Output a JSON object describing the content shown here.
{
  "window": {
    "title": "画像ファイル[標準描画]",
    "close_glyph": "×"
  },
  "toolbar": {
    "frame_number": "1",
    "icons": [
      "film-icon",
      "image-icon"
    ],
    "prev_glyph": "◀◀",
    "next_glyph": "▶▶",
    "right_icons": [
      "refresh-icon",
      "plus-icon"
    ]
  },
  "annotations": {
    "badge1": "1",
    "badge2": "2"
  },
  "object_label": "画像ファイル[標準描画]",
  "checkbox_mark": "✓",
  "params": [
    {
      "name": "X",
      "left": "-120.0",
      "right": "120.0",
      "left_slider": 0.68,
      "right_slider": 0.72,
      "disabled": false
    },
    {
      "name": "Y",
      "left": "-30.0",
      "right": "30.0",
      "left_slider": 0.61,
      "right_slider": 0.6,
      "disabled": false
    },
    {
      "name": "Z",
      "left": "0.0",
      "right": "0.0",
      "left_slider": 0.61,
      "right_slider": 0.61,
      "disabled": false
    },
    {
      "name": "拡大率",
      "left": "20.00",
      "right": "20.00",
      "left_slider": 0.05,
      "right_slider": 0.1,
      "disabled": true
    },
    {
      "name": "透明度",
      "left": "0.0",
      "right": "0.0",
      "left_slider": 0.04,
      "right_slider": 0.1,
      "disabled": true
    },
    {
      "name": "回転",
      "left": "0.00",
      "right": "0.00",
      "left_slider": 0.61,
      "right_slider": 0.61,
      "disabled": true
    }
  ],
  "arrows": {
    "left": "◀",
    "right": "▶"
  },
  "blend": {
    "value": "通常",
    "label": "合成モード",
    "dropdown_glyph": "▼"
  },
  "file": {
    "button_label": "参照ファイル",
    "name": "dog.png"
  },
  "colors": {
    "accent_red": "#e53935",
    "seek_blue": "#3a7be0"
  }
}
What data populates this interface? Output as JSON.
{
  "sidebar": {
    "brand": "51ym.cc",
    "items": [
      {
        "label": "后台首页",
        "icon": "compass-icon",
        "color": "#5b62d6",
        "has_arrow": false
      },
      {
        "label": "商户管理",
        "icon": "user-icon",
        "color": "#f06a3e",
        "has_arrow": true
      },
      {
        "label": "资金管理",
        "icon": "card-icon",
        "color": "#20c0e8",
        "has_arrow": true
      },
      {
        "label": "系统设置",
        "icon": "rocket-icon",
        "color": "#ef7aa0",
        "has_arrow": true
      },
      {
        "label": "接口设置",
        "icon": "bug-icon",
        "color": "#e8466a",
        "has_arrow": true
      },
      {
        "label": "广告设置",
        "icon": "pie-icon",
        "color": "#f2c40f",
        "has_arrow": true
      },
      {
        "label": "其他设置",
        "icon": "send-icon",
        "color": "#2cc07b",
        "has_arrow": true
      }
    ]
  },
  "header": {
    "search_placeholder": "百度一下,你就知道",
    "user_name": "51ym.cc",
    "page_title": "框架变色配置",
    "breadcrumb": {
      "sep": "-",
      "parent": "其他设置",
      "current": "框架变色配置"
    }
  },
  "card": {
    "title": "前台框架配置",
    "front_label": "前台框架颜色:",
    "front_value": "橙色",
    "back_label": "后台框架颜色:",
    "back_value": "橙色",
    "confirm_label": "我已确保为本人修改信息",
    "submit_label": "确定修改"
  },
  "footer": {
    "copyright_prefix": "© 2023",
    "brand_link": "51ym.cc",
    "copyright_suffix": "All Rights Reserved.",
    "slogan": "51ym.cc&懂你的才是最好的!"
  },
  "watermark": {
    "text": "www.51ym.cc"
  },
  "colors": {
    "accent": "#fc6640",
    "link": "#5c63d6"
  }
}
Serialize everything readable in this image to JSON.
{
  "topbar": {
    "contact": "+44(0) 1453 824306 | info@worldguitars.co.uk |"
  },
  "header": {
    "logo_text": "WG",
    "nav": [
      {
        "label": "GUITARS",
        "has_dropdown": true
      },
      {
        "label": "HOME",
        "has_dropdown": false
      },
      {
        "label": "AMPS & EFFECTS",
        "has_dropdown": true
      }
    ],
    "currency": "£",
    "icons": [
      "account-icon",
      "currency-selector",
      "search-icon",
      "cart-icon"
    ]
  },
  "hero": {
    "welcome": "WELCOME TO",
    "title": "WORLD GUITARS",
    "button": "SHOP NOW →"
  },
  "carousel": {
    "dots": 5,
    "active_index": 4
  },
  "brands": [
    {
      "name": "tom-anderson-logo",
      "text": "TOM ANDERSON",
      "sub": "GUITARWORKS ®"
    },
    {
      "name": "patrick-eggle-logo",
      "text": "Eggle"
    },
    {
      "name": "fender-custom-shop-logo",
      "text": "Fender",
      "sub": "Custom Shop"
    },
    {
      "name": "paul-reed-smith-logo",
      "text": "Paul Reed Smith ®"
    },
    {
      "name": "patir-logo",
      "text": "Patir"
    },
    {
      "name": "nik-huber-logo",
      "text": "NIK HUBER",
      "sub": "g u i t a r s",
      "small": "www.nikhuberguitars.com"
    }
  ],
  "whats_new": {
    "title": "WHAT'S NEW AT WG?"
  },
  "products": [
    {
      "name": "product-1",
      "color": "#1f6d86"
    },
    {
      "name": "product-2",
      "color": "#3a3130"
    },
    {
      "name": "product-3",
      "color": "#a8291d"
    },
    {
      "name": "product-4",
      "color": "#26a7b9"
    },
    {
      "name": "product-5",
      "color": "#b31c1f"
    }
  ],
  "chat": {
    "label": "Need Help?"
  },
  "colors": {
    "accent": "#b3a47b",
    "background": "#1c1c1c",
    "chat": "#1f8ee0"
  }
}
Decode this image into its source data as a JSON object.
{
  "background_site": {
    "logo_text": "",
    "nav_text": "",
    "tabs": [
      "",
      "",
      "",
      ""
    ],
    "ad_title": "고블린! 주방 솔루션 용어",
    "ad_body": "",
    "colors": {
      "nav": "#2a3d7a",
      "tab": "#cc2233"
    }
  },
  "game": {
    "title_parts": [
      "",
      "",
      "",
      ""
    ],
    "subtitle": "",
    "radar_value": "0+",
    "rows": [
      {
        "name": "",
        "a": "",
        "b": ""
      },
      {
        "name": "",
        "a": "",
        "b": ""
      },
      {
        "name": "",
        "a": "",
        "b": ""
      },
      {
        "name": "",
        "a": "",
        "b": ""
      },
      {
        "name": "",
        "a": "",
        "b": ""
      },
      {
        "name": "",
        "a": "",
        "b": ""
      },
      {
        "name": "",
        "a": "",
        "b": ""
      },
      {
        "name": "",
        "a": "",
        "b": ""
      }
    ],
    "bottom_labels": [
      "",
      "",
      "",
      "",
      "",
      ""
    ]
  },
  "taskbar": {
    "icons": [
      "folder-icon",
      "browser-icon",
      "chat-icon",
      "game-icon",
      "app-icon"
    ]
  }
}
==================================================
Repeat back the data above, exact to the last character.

▶ _Your response_
Output a JSON object describing the content shown here.
{
  "window": {
    "title": "画像ファイル[標準描画]",
    "close_glyph": "×"
  },
  "toolbar": {
    "frame_number": "1",
    "icons": [
      "film-icon",
      "image-icon"
    ],
    "prev_glyph": "◀◀",
    "next_glyph": "▶▶",
    "right_icons": [
      "refresh-icon",
      "plus-icon"
    ]
  },
  "annotations": {
    "badge1": "1",
    "badge2": "2"
  },
  "object_label": "画像ファイル[標準描画]",
  "checkbox_mark": "✓",
  "params": [
    {
      "name": "X",
      "left": "-120.0",
      "right": "120.0",
      "left_slider": 0.68,
      "right_slider": 0.72,
      "disabled": false
    },
    {
      "name": "Y",
      "left": "-30.0",
      "right": "30.0",
      "left_slider": 0.61,
      "right_slider": 0.6,
      "disabled": false
    },
    {
      "name": "Z",
      "left": "0.0",
      "right": "0.0",
      "left_slider": 0.61,
      "right_slider": 0.61,
      "disabled": false
    },
    {
      "name": "拡大率",
      "left": "20.00",
      "right": "20.00",
      "left_slider": 0.05,
      "right_slider": 0.1,
      "disabled": true
    },
    {
      "name": "透明度",
      "left": "0.0",
      "right": "0.0",
      "left_slider": 0.04,
      "right_slider": 0.1,
      "disabled": true
    },
    {
      "name": "回転",
      "left": "0.00",
      "right": "0.00",
      "left_slider": 0.61,
      "right_slider": 0.61,
      "disabled": true
    }
  ],
  "arrows": {
    "left": "◀",
    "right": "▶"
  },
  "blend": {
    "value": "通常",
    "label": "合成モード",
    "dropdown_glyph": "▼"
  },
  "file": {
    "button_label": "参照ファイル",
    "name": "dog.png"
  },
  "colors": {
    "accent_red": "#e53935",
    "seek_blue": "#3a7be0"
  }
}
What data populates this interface? Output as JSON.
{
  "sidebar": {
    "brand": "51ym.cc",
    "items": [
      {
        "label": "后台首页",
        "icon": "compass-icon",
        "color": "#5b62d6",
        "has_arrow": false
      },
      {
        "label": "商户管理",
        "icon": "user-icon",
        "color": "#f06a3e",
        "has_arrow": true
      },
      {
        "label": "资金管理",
        "icon": "card-icon",
        "color": "#20c0e8",
        "has_arrow": true
      },
      {
        "label": "系统设置",
        "icon": "rocket-icon",
        "color": "#ef7aa0",
        "has_arrow": true
      },
      {
        "label": "接口设置",
        "icon": "bug-icon",
        "color": "#e8466a",
        "has_arrow": true
      },
      {
        "label": "广告设置",
        "icon": "pie-icon",
        "color": "#f2c40f",
        "has_arrow": true
      },
      {
        "label": "其他设置",
        "icon": "send-icon",
        "color": "#2cc07b",
        "has_arrow": true
      }
    ]
  },
  "header": {
    "search_placeholder": "百度一下,你就知道",
    "user_name": "51ym.cc",
    "page_title": "框架变色配置",
    "breadcrumb": {
      "sep": "-",
      "parent": "其他设置",
      "current": "框架变色配置"
    }
  },
  "card": {
    "title": "前台框架配置",
    "front_label": "前台框架颜色:",
    "front_value": "橙色",
    "back_label": "后台框架颜色:",
    "back_value": "橙色",
    "confirm_label": "我已确保为本人修改信息",
    "submit_label": "确定修改"
  },
  "footer": {
    "copyright_prefix": "© 2023",
    "brand_link": "51ym.cc",
    "copyright_suffix": "All Rights Reserved.",
    "slogan": "51ym.cc&懂你的才是最好的!"
  },
  "watermark": {
    "text": "www.51ym.cc"
  },
  "colors": {
    "accent": "#fc6640",
    "link": "#5c63d6"
  }
}
Serialize everything readable in this image to JSON.
{
  "topbar": {
    "contact": "+44(0) 1453 824306 | info@worldguitars.co.uk |"
  },
  "header": {
    "logo_text": "WG",
    "nav": [
      {
        "label": "GUITARS",
        "has_dropdown": true
      },
      {
        "label": "HOME",
        "has_dropdown": false
      },
      {
        "label": "AMPS & EFFECTS",
        "has_dropdown": true
      }
    ],
    "currency": "£",
    "icons": [
      "account-icon",
      "currency-selector",
      "search-icon",
      "cart-icon"
    ]
  },
  "hero": {
    "welcome": "WELCOME TO",
    "title": "WORLD GUITARS",
    "button": "SHOP NOW →"
  },
  "carousel": {
    "dots": 5,
    "active_index": 4
  },
  "brands": [
    {
      "name": "tom-anderson-logo",
      "text": "TOM ANDERSON",
      "sub": "GUITARWORKS ®"
    },
    {
      "name": "patrick-eggle-logo",
      "text": "Eggle"
    },
    {
      "name": "fender-custom-shop-logo",
      "text": "Fender",
      "sub": "Custom Shop"
    },
    {
      "name": "paul-reed-smith-logo",
      "text": "Paul Reed Smith ®"
    },
    {
      "name": "patir-logo",
      "text": "Patir"
    },
    {
      "name": "nik-huber-logo",
      "text": "NIK HUBER",
      "sub": "g u i t a r s",
      "small": "www.nikhuberguitars.com"
    }
  ],
  "whats_new": {
    "title": "WHAT'S NEW AT WG?"
  },
  "products": [
    {
      "name": "product-1",
      "color": "#1f6d86"
    },
    {
      "name": "product-2",
      "color": "#3a3130"
    },
    {
      "name": "product-3",
      "color": "#a8291d"
    },
    {
      "name": "product-4",
      "color": "#26a7b9"
    },
    {
      "name": "product-5",
      "color": "#b31c1f"
    }
  ],
  "chat": {
    "label": "Need Help?"
  },
  "colors": {
    "accent": "#b3a47b",
    "background": "#1c1c1c",
    "chat": "#1f8ee0"
  }
}
Decode this image into its source data as a JSON object.
{
  "background_site": {
    "logo_text": "",
    "nav_text": "",
    "tabs": [
      "",
      "",
      "",
      ""
    ],
    "ad_title": "고블린! 주방 솔루션 용어",
    "ad_body": "",
    "colors": {
      "nav": "#2a3d7a",
      "tab": "#cc2233"
    }
  },
  "game": {
    "title_parts": [
      "",
      "",
      "",
      ""
    ],
    "subtitle": "",
    "radar_value": "0+",
    "rows": [
      {
        "name": "",
        "a": "",
        "b": ""
      },
      {
        "name": "",
        "a": "",
        "b": ""
      },
      {
        "name": "",
        "a": "",
        "b": ""
      },
      {
        "name": "",
        "a": "",
        "b": ""
      },
      {
        "name": "",
        "a": "",
        "b": ""
      },
      {
        "name": "",
        "a": "",
        "b": ""
      },
      {
        "name": "",
        "a": "",
        "b": ""
      },
      {
        "name": "",
        "a": "",
        "b": ""
      }
    ],
    "bottom_labels": [
      "",
      "",
      "",
      "",
      "",
      ""
    ]
  },
  "taskbar": {
    "icons": [
      "folder-icon",
      "browser-icon",
      "chat-icon",
      "game-icon",
      "app-icon"
    ]
  }
}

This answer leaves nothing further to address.